Aberu Kebede winning the 2014 BMW Frankfurt Marathon (© organsers / Victah Sailer)
Aberu Kebede upstaged her male counterparts at the BMW Frankfurt Marathon, an IAAF Gold Label Road Race, when she won in 2:22:21 on Sunday (26).
For much of the second half of the race, Kebede looked set to break the course record of 2:21:01 set by her compatriot Meselech Melkamu two years ago, and she reached the 35km mark in 1:56:38 after having been out on her own from just after the halfway point, but she tired over the final four kilometres and Melkamu’s mark slipped from her grasp.
Despite her win in the third fastest time of her 13-marathon career, with six wins now to her name, there will be an element of disappointment for Kebede that she did not run faster.
At the pre-race press conference, she openly talked about reducing her personal best of 2:20:30 set two years ago when winning in Berlin.
Kenya’s 2011 IAAF World Championships bronze medallist Sharon Cherop was second with 2:23:44.
She was together with Kebede and Melkamu, who was later to drop out just after 30km, as the trio reached halfway in 1:10:35 but had no answer when Kebede started to increase the pace shortly afterwards.
Ethiopia’s Ashetu Bekere took third place in 2:24:59, coming through strongly after 21 kilometres after going through the halfway point as part of a group of four running 1:25 behind the front three.

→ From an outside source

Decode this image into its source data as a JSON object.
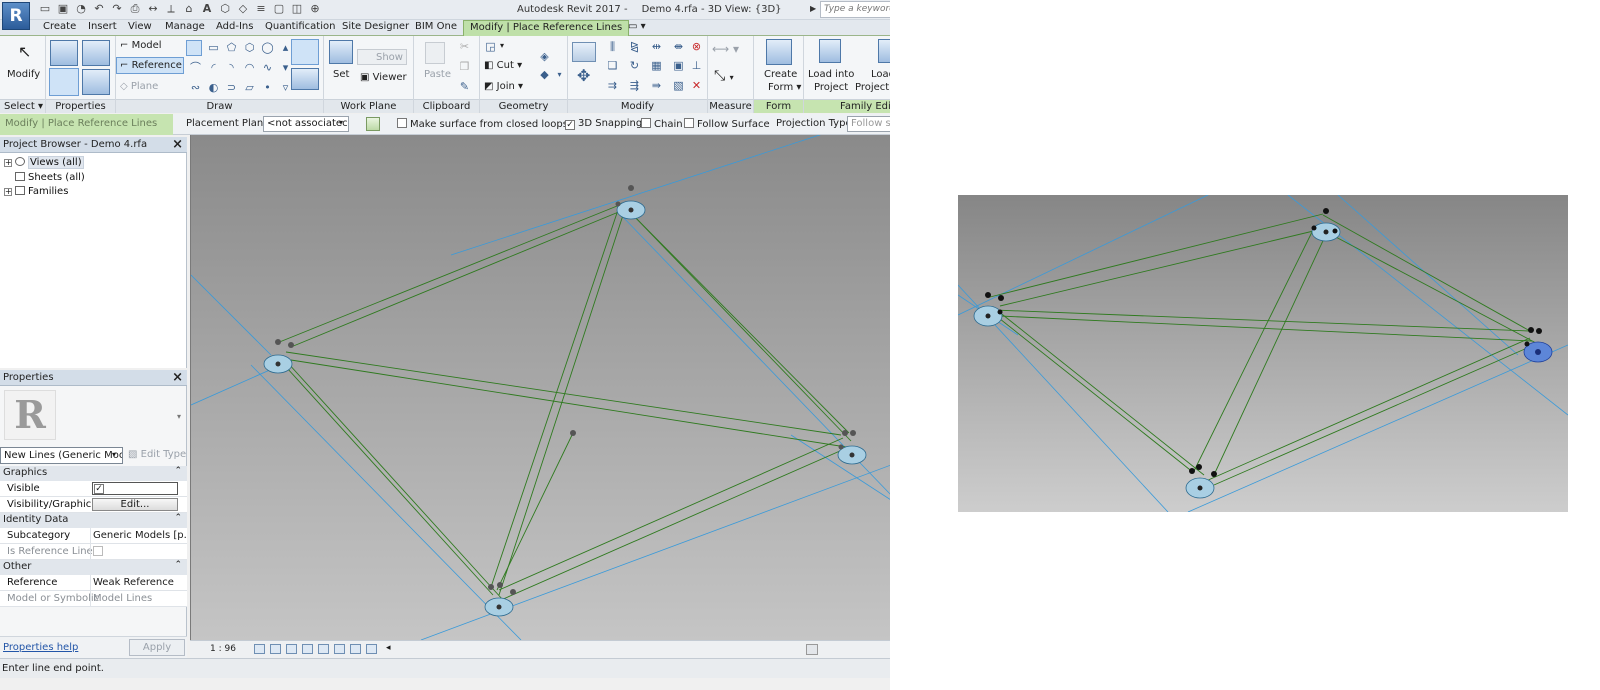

She sliced almost three minutes off her previous best of 2:27.47 set when winning last year’s Kosice Marathon.
In a reversal of fortunes from 12 months ago, after being out-sprinted in the final few hundred metres in 2013, Kenya’s Mark Kiptoo this time had a better turn of speed than his younger rivals and won the men’s race in 2:06:49.
Mike KIgen was second in 2:06:59 and Gilbert Yegon third in 2:07:08 to make it an all-Kenyan men’s podium
A huge leading pack of 14 runners, excluding the appointed pacemakers, went through the halfway point in 1:02:32, which was exactly the scheduled asked by the race organisers.
However, that split doesn’t tell the whole story and there was some very uneven running during the first half of the race, passing 10km in a very quick 29:24 and reaching 15km in 44:13 before slowing down, which clearly had an effect during the second half of the race.
Over the next few kilometres, the pace continued to ease slightly and 30km was reached in 1:29:14 with 12 runners, and two pacemakers, still in the first group at the front.
Between 30km and 35km, several men started to struggle and drift away from the leading group, including 2013 champion Vincent Kipruto, who was to finish a disappointing 13th in 2:12:09, and the highly-rated Ethiopian junior Tsegaye Mekonnen, who dropped out just after 30km.
However, at 35km, which was reached in 1:44:21, there were six men still in contention and clearly there was going to be a thrilling finish whatever figures were on the clock.
Ethiopia’s Deribe Roba was the first to fall back from the leading group and Kenya’s Ronald Korir slipped out of contention at 39km.
Just after 40km, it was the turn of Ethiopia’s Tebalu Zawude to throw in the towel, at least as far as victory was concerned.
Coming into the last kilometre, Kigen and Yegon looked to have opened up a slight gap over the 38-year-old Kiptoo, but this year the latter was not to be denied and he used his turn of speed that took him to a 5000m best time of 12:53:46 in 2010 to go pass his countrymen and then pull away.
In total, the first six men home finished within 40 seconds of each other: Zawude was fourth with 2:07:10, Robi fifth in 2:07:16 and Korir sixth in 2:07:29.
Germany's 2012 European 5000m silver medallist Arne Gabius kept the home crowd happy on his debut over the classic distance when he came home ninth in 2:09:32, the first sub-2:10 time by a German since 1990 and the third fastest by a European this year.
Organisers for the IAAF